Smith, now the president of the Illinois Herb Association and a board member of the Illinois Speciality Grower's Association, has become an expert on lavender, herbs and flowering foliage.
On a tour through the rows of plants, Smith proved to be a wealth of knowledge on the topic of lavender. She explained that their legendary scent comes from the oils inside them, so while the flowers give off the wonderful fragrance, their stems and leaves retain quite a bit of oil. She recommends people keep both of these, as they can be dried and used in a wonderful potpourri.
Thicker lavender stems, like those found on violet intrigues, can be soaked similarly to applewood and used as a flavorful BBQ skewers.
What you can use your lavender for will be determined by when you pick it.

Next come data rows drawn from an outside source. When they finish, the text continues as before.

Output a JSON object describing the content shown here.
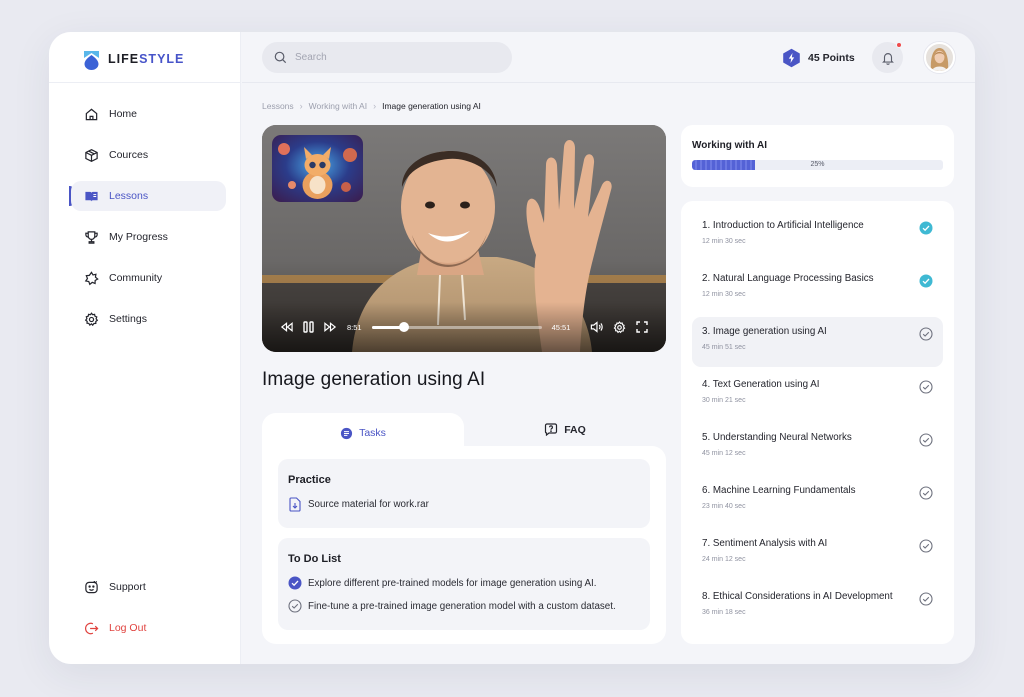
{
  "brand": {
    "name_part1": "LIFE",
    "name_part2": "STYLE",
    "logo_color": "#3b8fe6"
  },
  "sidebar": {
    "items": [
      {
        "label": "Home",
        "icon": "home-icon"
      },
      {
        "label": "Cources",
        "icon": "box-icon"
      },
      {
        "label": "Lessons",
        "icon": "book-icon",
        "active": true
      },
      {
        "label": "My Progress",
        "icon": "trophy-icon"
      },
      {
        "label": "Community",
        "icon": "star-badge-icon"
      },
      {
        "label": "Settings",
        "icon": "gear-icon"
      }
    ],
    "support_label": "Support",
    "logout_label": "Log Out"
  },
  "header": {
    "search_placeholder": "Search",
    "points_label": "45 Points"
  },
  "breadcrumb": [
    "Lessons",
    "Working with AI",
    "Image generation using AI"
  ],
  "video": {
    "current_time": "8:51",
    "total_time": "45:51",
    "progress": 0.19
  },
  "lesson_title": "Image generation using AI",
  "tabs": {
    "tasks_label": "Tasks",
    "faq_label": "FAQ"
  },
  "practice": {
    "title": "Practice",
    "file": "Source material for work.rar"
  },
  "todo": {
    "title": "To Do List",
    "items": [
      {
        "text": "Explore different pre-trained models for image generation using AI.",
        "done": true
      },
      {
        "text": "Fine-tune a pre-trained image generation model with a custom dataset.",
        "done": false
      }
    ]
  },
  "course_progress": {
    "title": "Working with AI",
    "percent_label": "25%",
    "percent": 0.25
  },
  "lessons": [
    {
      "title": "1. Introduction to Artificial Intelligence",
      "duration": "12 min 30 sec",
      "status": "completed"
    },
    {
      "title": "2. Natural Language Processing Basics",
      "duration": "12 min 30 sec",
      "status": "completed"
    },
    {
      "title": "3. Image generation using AI",
      "duration": "45 min 51 sec",
      "status": "current"
    },
    {
      "title": "4. Text Generation using AI",
      "duration": "30 min 21 sec",
      "status": "pending"
    },
    {
      "title": "5. Understanding Neural Networks",
      "duration": "45 min 12 sec",
      "status": "pending"
    },
    {
      "title": "6. Machine Learning Fundamentals",
      "duration": "23 min 40 sec",
      "status": "pending"
    },
    {
      "title": "7. Sentiment Analysis with AI",
      "duration": "24 min 12 sec",
      "status": "pending"
    },
    {
      "title": "8. Ethical Considerations in AI Development",
      "duration": "36 min 18 sec",
      "status": "pending"
    }
  ],
  "colors": {
    "accent": "#4a55c5",
    "check": "#3fb9d3",
    "logout": "#e0433f"
  }
}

“This one’s a little early, it does have some buds, but you’d want to wait until a few more are open. If they were being collected for distilling for oils, we’d want to wait for at least 50% of the flowers to be open, but before they go to seed yet, but as the flowers open up, the oil inside them begins to build up. Which is what’s needed for collecting oils," said Smith.